- **HOW TO COMPLETE THIS TASK**: Would you set down the complete data below, exactly as shown?

- **GIVEN RECORDS**:

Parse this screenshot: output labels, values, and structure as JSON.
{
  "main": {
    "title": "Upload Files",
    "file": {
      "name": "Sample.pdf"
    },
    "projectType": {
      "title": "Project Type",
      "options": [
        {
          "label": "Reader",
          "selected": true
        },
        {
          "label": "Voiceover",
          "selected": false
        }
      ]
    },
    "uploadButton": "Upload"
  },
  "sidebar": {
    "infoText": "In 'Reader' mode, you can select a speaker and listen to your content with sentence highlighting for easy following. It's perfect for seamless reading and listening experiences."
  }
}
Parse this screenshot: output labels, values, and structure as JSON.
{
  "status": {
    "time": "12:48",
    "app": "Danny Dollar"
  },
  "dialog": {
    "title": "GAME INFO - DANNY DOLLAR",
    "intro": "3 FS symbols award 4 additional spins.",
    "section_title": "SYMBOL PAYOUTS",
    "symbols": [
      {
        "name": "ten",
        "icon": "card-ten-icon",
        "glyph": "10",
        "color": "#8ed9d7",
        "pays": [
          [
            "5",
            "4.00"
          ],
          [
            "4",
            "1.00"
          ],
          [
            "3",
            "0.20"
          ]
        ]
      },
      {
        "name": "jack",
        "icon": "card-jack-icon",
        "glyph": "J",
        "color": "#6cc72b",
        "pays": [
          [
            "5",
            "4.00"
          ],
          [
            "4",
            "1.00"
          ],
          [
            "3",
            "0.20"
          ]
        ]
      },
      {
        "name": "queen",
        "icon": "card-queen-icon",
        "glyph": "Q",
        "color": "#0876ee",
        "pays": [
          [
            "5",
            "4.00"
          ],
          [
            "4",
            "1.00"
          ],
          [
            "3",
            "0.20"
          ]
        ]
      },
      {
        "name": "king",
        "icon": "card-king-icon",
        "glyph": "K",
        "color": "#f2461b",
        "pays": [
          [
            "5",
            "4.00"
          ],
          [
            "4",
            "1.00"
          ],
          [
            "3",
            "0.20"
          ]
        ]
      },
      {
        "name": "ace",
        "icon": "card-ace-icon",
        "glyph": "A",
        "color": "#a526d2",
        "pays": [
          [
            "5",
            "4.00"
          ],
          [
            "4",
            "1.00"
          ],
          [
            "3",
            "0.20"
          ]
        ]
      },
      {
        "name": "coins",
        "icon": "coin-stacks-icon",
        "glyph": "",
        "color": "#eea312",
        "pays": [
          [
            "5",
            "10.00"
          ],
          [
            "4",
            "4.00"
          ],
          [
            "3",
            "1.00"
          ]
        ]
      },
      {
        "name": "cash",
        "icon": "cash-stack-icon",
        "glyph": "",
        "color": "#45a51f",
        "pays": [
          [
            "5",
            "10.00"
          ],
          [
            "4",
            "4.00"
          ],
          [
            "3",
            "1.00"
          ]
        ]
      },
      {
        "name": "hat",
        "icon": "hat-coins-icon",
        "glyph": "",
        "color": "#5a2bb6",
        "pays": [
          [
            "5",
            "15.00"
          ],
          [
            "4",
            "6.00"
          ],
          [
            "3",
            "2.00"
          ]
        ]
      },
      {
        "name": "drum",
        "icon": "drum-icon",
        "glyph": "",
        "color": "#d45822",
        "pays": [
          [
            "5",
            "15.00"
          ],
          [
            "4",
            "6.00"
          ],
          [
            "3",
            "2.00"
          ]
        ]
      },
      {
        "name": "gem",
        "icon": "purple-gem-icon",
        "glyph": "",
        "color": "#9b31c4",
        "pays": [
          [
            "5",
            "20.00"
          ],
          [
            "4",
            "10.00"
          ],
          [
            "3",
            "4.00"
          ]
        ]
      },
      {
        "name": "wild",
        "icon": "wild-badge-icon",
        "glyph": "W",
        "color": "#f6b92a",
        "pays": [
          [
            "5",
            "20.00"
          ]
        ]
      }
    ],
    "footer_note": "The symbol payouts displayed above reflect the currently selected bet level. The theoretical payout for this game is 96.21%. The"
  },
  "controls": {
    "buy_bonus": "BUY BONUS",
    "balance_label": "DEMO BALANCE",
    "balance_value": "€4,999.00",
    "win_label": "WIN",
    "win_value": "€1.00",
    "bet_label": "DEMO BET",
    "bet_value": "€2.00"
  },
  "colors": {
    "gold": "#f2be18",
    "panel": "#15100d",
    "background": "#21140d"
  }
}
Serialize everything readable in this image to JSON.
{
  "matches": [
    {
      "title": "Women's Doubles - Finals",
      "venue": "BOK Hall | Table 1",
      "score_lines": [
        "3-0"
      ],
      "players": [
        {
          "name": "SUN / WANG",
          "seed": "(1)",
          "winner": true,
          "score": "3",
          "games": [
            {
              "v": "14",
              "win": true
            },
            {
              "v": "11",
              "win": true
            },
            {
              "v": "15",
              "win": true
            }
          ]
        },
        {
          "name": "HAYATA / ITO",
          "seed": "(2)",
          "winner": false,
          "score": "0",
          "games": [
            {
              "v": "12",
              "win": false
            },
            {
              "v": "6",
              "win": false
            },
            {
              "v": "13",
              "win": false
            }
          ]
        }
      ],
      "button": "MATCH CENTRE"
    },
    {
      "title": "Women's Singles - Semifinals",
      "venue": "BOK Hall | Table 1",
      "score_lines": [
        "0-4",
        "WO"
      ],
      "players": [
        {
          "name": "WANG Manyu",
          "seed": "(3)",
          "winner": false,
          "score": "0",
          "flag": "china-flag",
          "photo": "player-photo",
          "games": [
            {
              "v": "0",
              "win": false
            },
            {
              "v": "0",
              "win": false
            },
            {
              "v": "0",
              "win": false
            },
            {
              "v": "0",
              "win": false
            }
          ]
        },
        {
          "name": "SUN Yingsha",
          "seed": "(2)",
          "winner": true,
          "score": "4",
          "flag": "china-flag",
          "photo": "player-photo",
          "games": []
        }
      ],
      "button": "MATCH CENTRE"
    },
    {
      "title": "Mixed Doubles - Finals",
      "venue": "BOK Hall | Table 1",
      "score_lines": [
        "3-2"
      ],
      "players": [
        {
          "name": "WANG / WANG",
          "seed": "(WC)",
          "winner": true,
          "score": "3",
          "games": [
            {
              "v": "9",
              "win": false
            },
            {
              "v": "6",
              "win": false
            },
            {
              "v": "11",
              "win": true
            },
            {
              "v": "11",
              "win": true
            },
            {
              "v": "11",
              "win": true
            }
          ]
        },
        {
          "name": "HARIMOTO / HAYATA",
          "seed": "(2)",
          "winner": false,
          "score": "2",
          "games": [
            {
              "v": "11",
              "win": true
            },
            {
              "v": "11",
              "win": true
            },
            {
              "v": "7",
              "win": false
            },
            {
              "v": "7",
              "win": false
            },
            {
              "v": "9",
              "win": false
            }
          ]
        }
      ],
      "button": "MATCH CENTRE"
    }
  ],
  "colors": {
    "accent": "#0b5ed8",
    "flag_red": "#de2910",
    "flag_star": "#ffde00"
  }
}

- **EXPECTED ANSWER**:
Parse this screenshot: output labels, values, and structure as JSON.
{
  "main": {
    "title": "Upload Files",
    "file": {
      "name": "Sample.pdf"
    },
    "projectType": {
      "title": "Project Type",
      "options": [
        {
          "label": "Reader",
          "selected": true
        },
        {
          "label": "Voiceover",
          "selected": false
        }
      ]
    },
    "uploadButton": "Upload"
  },
  "sidebar": {
    "infoText": "In 'Reader' mode, you can select a speaker and listen to your content with sentence highlighting for easy following. It's perfect for seamless reading and listening experiences."
  }
}
Parse this screenshot: output labels, values, and structure as JSON.
{
  "status": {
    "time": "12:48",
    "app": "Danny Dollar"
  },
  "dialog": {
    "title": "GAME INFO - DANNY DOLLAR",
    "intro": "3 FS symbols award 4 additional spins.",
    "section_title": "SYMBOL PAYOUTS",
    "symbols": [
      {
        "name": "ten",
        "icon": "card-ten-icon",
        "glyph": "10",
        "color": "#8ed9d7",
        "pays": [
          [
            "5",
            "4.00"
          ],
          [
            "4",
            "1.00"
          ],
          [
            "3",
            "0.20"
          ]
        ]
      },
      {
        "name": "jack",
        "icon": "card-jack-icon",
        "glyph": "J",
        "color": "#6cc72b",
        "pays": [
          [
            "5",
            "4.00"
          ],
          [
            "4",
            "1.00"
          ],
          [
            "3",
            "0.20"
          ]
        ]
      },
      {
        "name": "queen",
        "icon": "card-queen-icon",
        "glyph": "Q",
        "color": "#0876ee",
        "pays": [
          [
            "5",
            "4.00"
          ],
          [
            "4",
            "1.00"
          ],
          [
            "3",
            "0.20"
          ]
        ]
      },
      {
        "name": "king",
        "icon": "card-king-icon",
        "glyph": "K",
        "color": "#f2461b",
        "pays": [
          [
            "5",
            "4.00"
          ],
          [
            "4",
            "1.00"
          ],
          [
            "3",
            "0.20"
          ]
        ]
      },
      {
        "name": "ace",
        "icon": "card-ace-icon",
        "glyph": "A",
        "color": "#a526d2",
        "pays": [
          [
            "5",
            "4.00"
          ],
          [
            "4",
            "1.00"
          ],
          [
            "3",
            "0.20"
          ]
        ]
      },
      {
        "name": "coins",
        "icon": "coin-stacks-icon",
        "glyph": "",
        "color": "#eea312",
        "pays": [
          [
            "5",
            "10.00"
          ],
          [
            "4",
            "4.00"
          ],
          [
            "3",
            "1.00"
          ]
        ]
      },
      {
        "name": "cash",
        "icon": "cash-stack-icon",
        "glyph": "",
        "color": "#45a51f",
        "pays": [
          [
            "5",
            "10.00"
          ],
          [
            "4",
            "4.00"
          ],
          [
            "3",
            "1.00"
          ]
        ]
      },
      {
        "name": "hat",
        "icon": "hat-coins-icon",
        "glyph": "",
        "color": "#5a2bb6",
        "pays": [
          [
            "5",
            "15.00"
          ],
          [
            "4",
            "6.00"
          ],
          [
            "3",
            "2.00"
          ]
        ]
      },
      {
        "name": "drum",
        "icon": "drum-icon",
        "glyph": "",
        "color": "#d45822",
        "pays": [
          [
            "5",
            "15.00"
          ],
          [
            "4",
            "6.00"
          ],
          [
            "3",
            "2.00"
          ]
        ]
      },
      {
        "name": "gem",
        "icon": "purple-gem-icon",
        "glyph": "",
        "color": "#9b31c4",
        "pays": [
          [
            "5",
            "20.00"
          ],
          [
            "4",
            "10.00"
          ],
          [
            "3",
            "4.00"
          ]
        ]
      },
      {
        "name": "wild",
        "icon": "wild-badge-icon",
        "glyph": "W",
        "color": "#f6b92a",
        "pays": [
          [
            "5",
            "20.00"
          ]
        ]
      }
    ],
    "footer_note": "The symbol payouts displayed above reflect the currently selected bet level. The theoretical payout for this game is 96.21%. The"
  },
  "controls": {
    "buy_bonus": "BUY BONUS",
    "balance_label": "DEMO BALANCE",
    "balance_value": "€4,999.00",
    "win_label": "WIN",
    "win_value": "€1.00",
    "bet_label": "DEMO BET",
    "bet_value": "€2.00"
  },
  "colors": {
    "gold": "#f2be18",
    "panel": "#15100d",
    "background": "#21140d"
  }
}
Serialize everything readable in this image to JSON.
{
  "matches": [
    {
      "title": "Women's Doubles - Finals",
      "venue": "BOK Hall | Table 1",
      "score_lines": [
        "3-0"
      ],
      "players": [
        {
          "name": "SUN / WANG",
          "seed": "(1)",
          "winner": true,
          "score": "3",
          "games": [
            {
              "v": "14",
              "win": true
            },
            {
              "v": "11",
              "win": true
            },
            {
              "v": "15",
              "win": true
            }
          ]
        },
        {
          "name": "HAYATA / ITO",
          "seed": "(2)",
          "winner": false,
          "score": "0",
          "games": [
            {
              "v": "12",
              "win": false
            },
            {
              "v": "6",
              "win": false
            },
            {
              "v": "13",
              "win": false
            }
          ]
        }
      ],
      "button": "MATCH CENTRE"
    },
    {
      "title": "Women's Singles - Semifinals",
      "venue": "BOK Hall | Table 1",
      "score_lines": [
        "0-4",
        "WO"
      ],
      "players": [
        {
          "name": "WANG Manyu",
          "seed": "(3)",
          "winner": false,
          "score": "0",
          "flag": "china-flag",
          "photo": "player-photo",
          "games": [
            {
              "v": "0",
              "win": false
            },
            {
              "v": "0",
              "win": false
            },
            {
              "v": "0",
              "win": false
            },
            {
              "v": "0",
              "win": false
            }
          ]
        },
        {
          "name": "SUN Yingsha",
          "seed": "(2)",
          "winner": true,
          "score": "4",
          "flag": "china-flag",
          "photo": "player-photo",
          "games": []
        }
      ],
      "button": "MATCH CENTRE"
    },
    {
      "title": "Mixed Doubles - Finals",
      "venue": "BOK Hall | Table 1",
      "score_lines": [
        "3-2"
      ],
      "players": [
        {
          "name": "WANG / WANG",
          "seed": "(WC)",
          "winner": true,
          "score": "3",
          "games": [
            {
              "v": "9",
              "win": false
            },
            {
              "v": "6",
              "win": false
            },
            {
              "v": "11",
              "win": true
            },
            {
              "v": "11",
              "win": true
            },
            {
              "v": "11",
              "win": true
            }
          ]
        },
        {
          "name": "HARIMOTO / HAYATA",
          "seed": "(2)",
          "winner": false,
          "score": "2",
          "games": [
            {
              "v": "11",
              "win": true
            },
            {
              "v": "11",
              "win": true
            },
            {
              "v": "7",
              "win": false
            },
            {
              "v": "7",
              "win": false
            },
            {
              "v": "9",
              "win": false
            }
          ]
        }
      ],
      "button": "MATCH CENTRE"
    }
  ],
  "colors": {
    "accent": "#0b5ed8",
    "flag_red": "#de2910",
    "flag_star": "#ffde00"
  }
}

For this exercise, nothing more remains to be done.